##### LISTED ENTRIES #####

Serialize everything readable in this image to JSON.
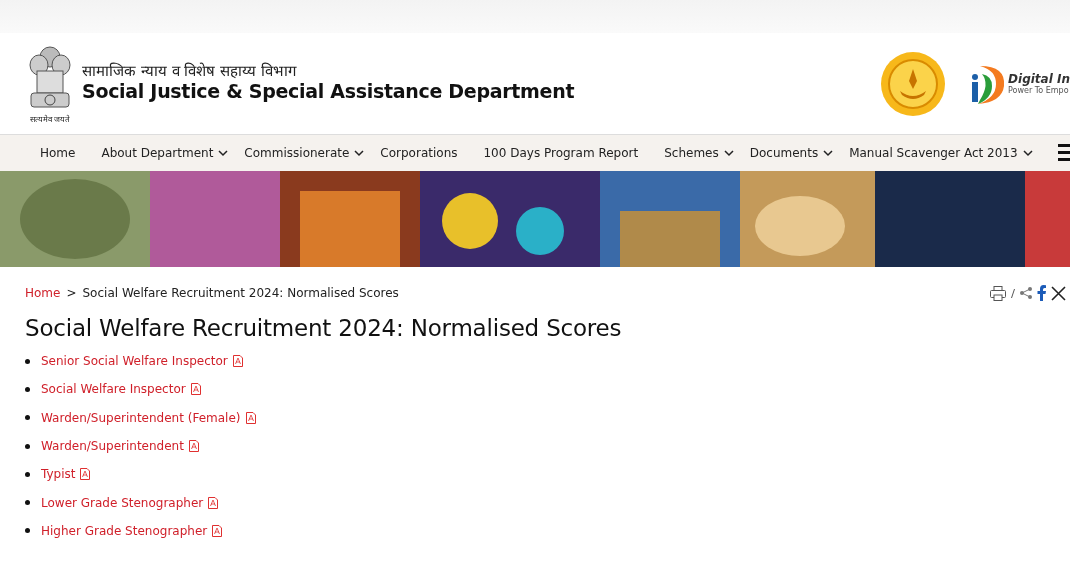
{
  "header": {
    "title_hindi": "सामाजिक न्याय व विशेष सहाय्य विभाग",
    "title": "Social Justice & Special Assistance Department",
    "emblem_motto": "सत्यमेव जयते",
    "partner_logo_title": "Digital In",
    "partner_logo_tagline": "Power To Empo"
  },
  "nav": {
    "items": [
      {
        "label": "Home",
        "has_dropdown": false
      },
      {
        "label": "About Department",
        "has_dropdown": true
      },
      {
        "label": "Commissionerate",
        "has_dropdown": true
      },
      {
        "label": "Corporations",
        "has_dropdown": false
      },
      {
        "label": "100 Days Program Report",
        "has_dropdown": false
      },
      {
        "label": "Schemes",
        "has_dropdown": true
      },
      {
        "label": "Documents",
        "has_dropdown": true
      },
      {
        "label": "Manual Scavenger Act 2013",
        "has_dropdown": true
      }
    ]
  },
  "breadcrumb": {
    "separator": ">",
    "items": [
      "Home",
      "Social Welfare Recruitment 2024: Normalised Scores"
    ]
  },
  "page_title": "Social Welfare Recruitment 2024: Normalised Scores",
  "documents": [
    {
      "label": "Senior Social Welfare Inspector"
    },
    {
      "label": "Social Welfare Inspector"
    },
    {
      "label": "Warden/Superintendent (Female)"
    },
    {
      "label": "Warden/Superintendent"
    },
    {
      "label": "Typist"
    },
    {
      "label": "Lower Grade Stenographer"
    },
    {
      "label": "Higher Grade Stenographer"
    }
  ]
}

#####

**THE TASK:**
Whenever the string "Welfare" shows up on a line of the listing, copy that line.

**RESULT:**
      "Social Welfare Recruitment 2024: Normalised Scores"
  "page_title": "Social Welfare Recruitment 2024: Normalised Scores",
      "label": "Senior Social Welfare Inspector"
      "label": "Social Welfare Inspector"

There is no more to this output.